To my disappointment, the path of shells and rocks was covered by the vast darkness of the sea. I was content that the journey would not be a complete waste of time so I climbed atop the container wall and stared out to the small stretch of land. When my vision adjusted to the darkness I saw two sets of glowing eyes across the water. I locked gazes with a mother deer and her baby.

They had probably walked across the sandbar while the tide was down, lost track of time, or were never aware of it. Now they were forced to spend the night on the small patch of land and wait for the tide to break before they could prance back home. At the time, I was sad for this deer and her young. They were trapped, unable to get home because their only path back was temporarily blocked by Mother Nature. But now looking back, I realize they were home all along. They were together, with a source of water, and enough leaves and twigs to keep their bellies full for the night.

Photo by Flickr on Pexels.com

Amongst all the internal and external chaos, I have realized, just like those innocent, clueless deer, I have been home all along, right here, within myself. I have spent years ignoring what my body tries to tell me. I have pushed nervousness away until it has put me in my kitchen floor, choking on anxiety and tears. I have ignored uncomfortable emotions and avoided difficult conversations while pretending everything was fine. I have felt like a tourist in my own skin.

But now, I’ve realized this body is my home; I am my home, and usually, once you realize something like this, you cannot go back.

It won’t be perfect – nothing ever is. Nor will it be permanent – because nothing ever is – but it’s mine. The tattoos, the piercings, the scars, the acne, the stretch marks, the wrinkles and folds, the shape, the texture. All of it is me. Beneath this flesh and these bones, I have found a place to call home. A place of safety, love, and gratitude.
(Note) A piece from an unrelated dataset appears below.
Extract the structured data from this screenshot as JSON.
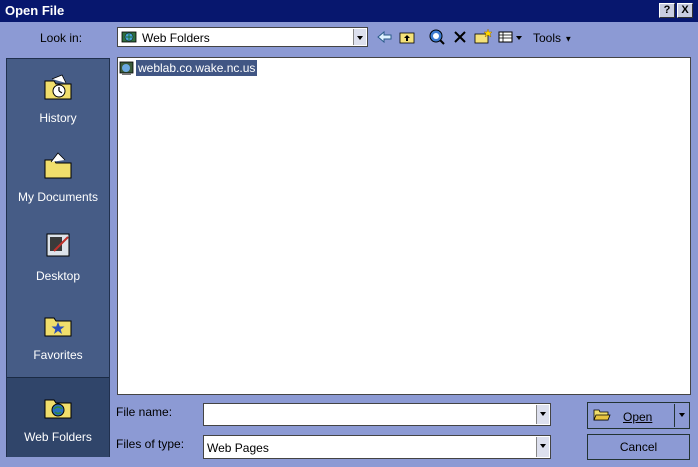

No matter what city, town, or state I’m in, I know that even if the external world doesn’t bring me peace, my inner world will always be a place of acceptance and self-love.

It has taken me twenty-two beautiful years of metaphorically staring across the water, helplessly looking for the sandbar, to realize that home has been right here all along.